This wasn’t exactly how I expected to ring in 2012, with the overwhelming urge to write for the first time in….well…probably more than 6 months.
I got in the car today to ring in this year with some friends. I reflected on what was happening this time last year and I fell apart. I should have gone home. I know that. I should have gone home right then and started writing. But, I did as I usually do, I persisted and headed out anyhow to put on a good face with my friends.
But, that feeling didn’t leave. You see, at this time last year I was unexpectedly saying goodbye to my grandmother. I’d taken an unplanned trip home for this purpose. I meant to write then, and I meant to write when she finally did leave us, but I never did find the ability. So instead I spent the rest of the year immersing myself in new activities and I persisted.
And now, a full year after I said my goodbyes, after I watched a wonderful woman lose the light in her eyes that defined her, I find myself with the need to write about her.
Some of my earliest memories are of her holding me up at the kitchen sink to watch out the window for the tail lights of my parent’s car heading down the road and over the old bridge. A bridge which is long since closed, never to be repaired. I, being a somewhat independent child, loved spending the night with my grandparents even at an early age. It was excitement to be somewhere new, and to have Grandma dote on me the way she did.
I knew that times with Grandma meant foods I loved made exactly the way I requested. Homemade french fries that I could eat until I made myself ill. Then off to church on a Saturday evening, just to come home and sneak the leftover cold fries, giving myself yet another stomach ache. Morning brought buckwheat pancakes on a cast iron griddle covered in crisco. Enough to make the edges of the pancakes crispy in a way mom just couldn’t reproduce.
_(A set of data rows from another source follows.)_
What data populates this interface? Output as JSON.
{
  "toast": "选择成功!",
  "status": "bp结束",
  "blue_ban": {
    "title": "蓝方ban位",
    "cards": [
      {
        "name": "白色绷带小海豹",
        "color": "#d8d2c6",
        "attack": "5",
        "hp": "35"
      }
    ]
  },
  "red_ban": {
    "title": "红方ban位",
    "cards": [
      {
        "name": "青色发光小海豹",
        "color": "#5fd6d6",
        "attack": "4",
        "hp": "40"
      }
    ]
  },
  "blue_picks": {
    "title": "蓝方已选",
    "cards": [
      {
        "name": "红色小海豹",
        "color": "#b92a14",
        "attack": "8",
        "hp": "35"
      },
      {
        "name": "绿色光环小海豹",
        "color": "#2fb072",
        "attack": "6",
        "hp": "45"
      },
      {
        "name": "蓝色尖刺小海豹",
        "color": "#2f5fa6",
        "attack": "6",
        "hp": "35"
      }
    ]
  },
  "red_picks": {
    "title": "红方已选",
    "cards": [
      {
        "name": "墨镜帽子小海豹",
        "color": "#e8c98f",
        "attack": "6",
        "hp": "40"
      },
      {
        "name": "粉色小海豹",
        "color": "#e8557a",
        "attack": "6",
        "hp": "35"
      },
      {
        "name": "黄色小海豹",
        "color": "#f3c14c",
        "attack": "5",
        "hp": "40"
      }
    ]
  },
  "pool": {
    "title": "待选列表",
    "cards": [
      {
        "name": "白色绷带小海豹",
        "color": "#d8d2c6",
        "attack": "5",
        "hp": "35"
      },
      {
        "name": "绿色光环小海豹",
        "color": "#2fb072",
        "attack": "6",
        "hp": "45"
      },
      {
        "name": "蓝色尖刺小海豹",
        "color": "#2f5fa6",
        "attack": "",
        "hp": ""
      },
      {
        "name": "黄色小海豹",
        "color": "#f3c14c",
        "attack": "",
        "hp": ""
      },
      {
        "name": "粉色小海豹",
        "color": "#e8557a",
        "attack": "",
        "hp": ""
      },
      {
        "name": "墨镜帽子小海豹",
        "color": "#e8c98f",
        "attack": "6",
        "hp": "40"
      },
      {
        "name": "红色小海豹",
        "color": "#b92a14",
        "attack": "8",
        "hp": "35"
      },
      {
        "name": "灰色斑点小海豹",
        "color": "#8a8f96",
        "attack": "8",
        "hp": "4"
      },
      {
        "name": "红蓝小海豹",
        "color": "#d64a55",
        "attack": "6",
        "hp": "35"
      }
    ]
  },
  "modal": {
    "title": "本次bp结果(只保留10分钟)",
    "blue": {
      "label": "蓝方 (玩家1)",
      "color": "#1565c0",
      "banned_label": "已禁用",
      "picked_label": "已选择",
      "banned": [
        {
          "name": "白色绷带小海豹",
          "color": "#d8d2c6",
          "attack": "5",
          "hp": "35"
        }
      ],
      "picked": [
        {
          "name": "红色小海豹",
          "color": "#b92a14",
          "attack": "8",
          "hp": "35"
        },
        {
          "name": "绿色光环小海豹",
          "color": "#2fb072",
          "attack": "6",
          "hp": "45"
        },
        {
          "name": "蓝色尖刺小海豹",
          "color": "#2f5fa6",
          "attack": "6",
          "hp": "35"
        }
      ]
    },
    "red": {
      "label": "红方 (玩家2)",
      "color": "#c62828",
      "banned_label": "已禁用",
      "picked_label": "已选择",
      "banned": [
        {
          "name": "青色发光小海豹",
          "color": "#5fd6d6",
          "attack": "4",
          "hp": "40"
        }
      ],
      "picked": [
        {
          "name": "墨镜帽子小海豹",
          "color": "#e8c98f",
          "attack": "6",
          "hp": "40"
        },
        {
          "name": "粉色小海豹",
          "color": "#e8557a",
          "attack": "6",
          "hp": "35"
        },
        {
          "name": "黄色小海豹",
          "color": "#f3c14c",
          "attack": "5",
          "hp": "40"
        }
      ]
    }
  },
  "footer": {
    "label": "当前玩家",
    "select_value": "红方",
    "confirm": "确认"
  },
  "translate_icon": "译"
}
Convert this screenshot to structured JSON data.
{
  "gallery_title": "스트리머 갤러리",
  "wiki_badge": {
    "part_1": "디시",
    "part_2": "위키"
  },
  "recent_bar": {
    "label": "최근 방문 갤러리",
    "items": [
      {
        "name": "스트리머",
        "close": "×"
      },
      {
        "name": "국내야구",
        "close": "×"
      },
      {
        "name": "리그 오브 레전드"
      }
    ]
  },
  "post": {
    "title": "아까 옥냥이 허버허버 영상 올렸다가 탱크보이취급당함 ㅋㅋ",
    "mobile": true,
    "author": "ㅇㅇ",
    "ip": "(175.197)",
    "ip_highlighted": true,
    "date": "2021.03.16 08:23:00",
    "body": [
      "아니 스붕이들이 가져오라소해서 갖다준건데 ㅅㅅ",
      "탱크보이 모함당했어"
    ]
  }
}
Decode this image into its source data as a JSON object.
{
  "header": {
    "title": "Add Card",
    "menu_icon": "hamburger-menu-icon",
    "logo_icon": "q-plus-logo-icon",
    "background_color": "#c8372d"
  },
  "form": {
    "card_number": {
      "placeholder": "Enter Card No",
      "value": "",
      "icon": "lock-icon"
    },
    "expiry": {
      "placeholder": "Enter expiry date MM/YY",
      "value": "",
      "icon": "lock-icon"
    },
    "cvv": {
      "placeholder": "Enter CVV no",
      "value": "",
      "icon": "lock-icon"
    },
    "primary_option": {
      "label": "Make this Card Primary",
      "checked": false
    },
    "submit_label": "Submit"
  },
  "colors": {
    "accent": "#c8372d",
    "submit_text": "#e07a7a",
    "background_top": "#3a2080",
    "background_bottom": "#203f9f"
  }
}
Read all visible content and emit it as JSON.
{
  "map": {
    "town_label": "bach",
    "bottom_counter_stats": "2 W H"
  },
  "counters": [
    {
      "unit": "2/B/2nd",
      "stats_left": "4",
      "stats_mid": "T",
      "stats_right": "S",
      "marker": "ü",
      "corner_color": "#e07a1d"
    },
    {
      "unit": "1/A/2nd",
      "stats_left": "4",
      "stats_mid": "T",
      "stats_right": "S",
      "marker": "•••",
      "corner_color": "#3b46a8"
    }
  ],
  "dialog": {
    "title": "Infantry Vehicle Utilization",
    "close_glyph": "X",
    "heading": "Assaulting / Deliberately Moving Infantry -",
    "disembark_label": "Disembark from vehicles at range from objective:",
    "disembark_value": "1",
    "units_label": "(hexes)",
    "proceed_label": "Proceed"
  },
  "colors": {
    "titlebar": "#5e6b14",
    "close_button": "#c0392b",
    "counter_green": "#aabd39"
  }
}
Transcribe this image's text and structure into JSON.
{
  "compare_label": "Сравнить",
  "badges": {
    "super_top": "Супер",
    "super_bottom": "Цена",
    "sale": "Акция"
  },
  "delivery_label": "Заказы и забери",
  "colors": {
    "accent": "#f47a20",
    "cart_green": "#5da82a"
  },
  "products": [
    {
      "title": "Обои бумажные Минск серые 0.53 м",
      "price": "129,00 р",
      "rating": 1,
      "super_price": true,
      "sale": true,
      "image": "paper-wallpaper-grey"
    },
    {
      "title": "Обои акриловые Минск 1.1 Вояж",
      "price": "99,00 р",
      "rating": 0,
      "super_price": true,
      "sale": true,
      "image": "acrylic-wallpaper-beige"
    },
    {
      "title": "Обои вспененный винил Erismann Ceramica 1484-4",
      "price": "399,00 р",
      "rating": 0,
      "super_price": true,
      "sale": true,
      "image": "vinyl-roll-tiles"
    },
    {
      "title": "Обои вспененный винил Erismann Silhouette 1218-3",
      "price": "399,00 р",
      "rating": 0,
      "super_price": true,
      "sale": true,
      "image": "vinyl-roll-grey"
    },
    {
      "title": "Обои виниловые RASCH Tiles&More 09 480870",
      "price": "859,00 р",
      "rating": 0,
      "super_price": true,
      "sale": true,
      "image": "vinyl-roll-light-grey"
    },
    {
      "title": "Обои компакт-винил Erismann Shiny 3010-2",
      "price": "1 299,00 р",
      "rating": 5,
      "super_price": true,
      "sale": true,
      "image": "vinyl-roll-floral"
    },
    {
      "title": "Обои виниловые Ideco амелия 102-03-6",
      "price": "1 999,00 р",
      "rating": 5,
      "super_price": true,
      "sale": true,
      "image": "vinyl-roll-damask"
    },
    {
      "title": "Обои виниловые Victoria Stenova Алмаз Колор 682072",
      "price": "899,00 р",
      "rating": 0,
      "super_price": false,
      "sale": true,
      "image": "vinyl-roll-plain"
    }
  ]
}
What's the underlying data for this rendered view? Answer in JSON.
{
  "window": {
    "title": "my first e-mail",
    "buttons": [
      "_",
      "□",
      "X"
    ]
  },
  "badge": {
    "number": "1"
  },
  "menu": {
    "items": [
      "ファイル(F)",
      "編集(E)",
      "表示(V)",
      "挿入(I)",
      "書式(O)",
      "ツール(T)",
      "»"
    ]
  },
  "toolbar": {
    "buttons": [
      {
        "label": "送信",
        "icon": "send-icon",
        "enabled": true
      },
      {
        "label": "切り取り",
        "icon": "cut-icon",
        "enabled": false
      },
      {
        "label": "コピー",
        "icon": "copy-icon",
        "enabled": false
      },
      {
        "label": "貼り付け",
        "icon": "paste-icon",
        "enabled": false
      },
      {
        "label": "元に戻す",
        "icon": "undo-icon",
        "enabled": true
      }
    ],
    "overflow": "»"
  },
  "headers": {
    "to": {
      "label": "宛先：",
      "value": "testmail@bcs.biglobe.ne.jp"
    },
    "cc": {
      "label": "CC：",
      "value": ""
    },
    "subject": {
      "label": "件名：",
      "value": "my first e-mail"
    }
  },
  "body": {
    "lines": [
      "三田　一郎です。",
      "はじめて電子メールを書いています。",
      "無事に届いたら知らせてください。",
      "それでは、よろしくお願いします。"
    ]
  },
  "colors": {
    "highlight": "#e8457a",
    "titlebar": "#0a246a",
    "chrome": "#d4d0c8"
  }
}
There was roast beef with dumplings, and mashed potatoes that couldn’t be beat, and there was always biscuits. No big family meal was complete without biscuits.
When I was very small, Grandma liked to dress me up, curl my hair, and take me to church. I can only imagine this was to show me off to her friends. Quite frankly, I am amazed she managed to get me dressed up at all, I was not a child to dress up, or sit still, or keep my hair looking nice. I’ll never forget her trying to curl my long hair with a bristle curling iron. In my defense, I told her she shouldn’t do it, that she’d get it stuck in my hair. I imagine this precocious statement would have gotten about the same reaction as I give to Bug. She did it anyhow, and got the curling iron stuck. And then she got nervous! I remember the smell of my hair burning as she tried desperately to get the curling iron out of my long hair, I remember her pulling the cord out of the socket in hopes to minimize the damage, I remember the one lone curl down my back which I was forced to go to church with when she didn’t dare use that curling iron on the rest of my hair, I felt a little silly even at that young age. And mostly, I remember how horrified she was about having to tell my mom that she’d gotten the curling iron stuck.
Church with Grandma meant that she would get all dressed up and wear make up, and then take me the what…block and a half?…over to church. I remember the heavily perfumed smells of her and her friends as we sat for church. I remember trying harder to be good, to be still, to be quiet with her than I would have with my own parents.
As we grew up and moved away, spending time with Grandma was less frequent. But summers meant that we would go camping with my grandparents. This was always a special time getting to know extended family. I wouldn’t give up the memories of those weeks for all the world. Grandma would let us stay up very late, sleeping in the screened tent on cots with other cousins near by. I remember knowing even then that this was a special time because I’d never camp as an adult. I saw what a hard job it was, this camping. Packing everything up, taking it to a camp sight, preparing dinner in less than ideal circumstances and then washing up at some random faucet. I realized even at that young age that the work mainly fell on her, and so I knew I’d have nothing to do with it as an adult. Knowing this made that time all the more special.
My Grandmother had a laugh that couldn’t be beat. You could not help laughing too, it was absolutely contagious. She laughed and giggled like a 14 yr old girl. Sometimes I hear her laugh in the laughter of other family members, and it is so special and bittersweet to know that her laugh lives on.
My grandmother was a caretaker. She took care of hers. She took care of her family and she took care of grandpa. This was never so apparent as in her tireless care of him in his long failing health. I’d go as far as to say she took care of him without regard to herself on some occasions. I wish I had a little more of that quality in me.
However, my grandmother was persistant. And I do like to think that a little bit of my own persistence comes from her.
My grandmother and I are two totally different people. I imagine that there were many times she was alternately amused and horrified by me. As I reflect on 2011, all the joys and pains, the changes, the newness, the heartache, the beautiful moments I’ll never forget, I can’t help but hope that despite our differences that I’ve retained a small portion of her spirit and vitality just big enough to reflect her back to those I love.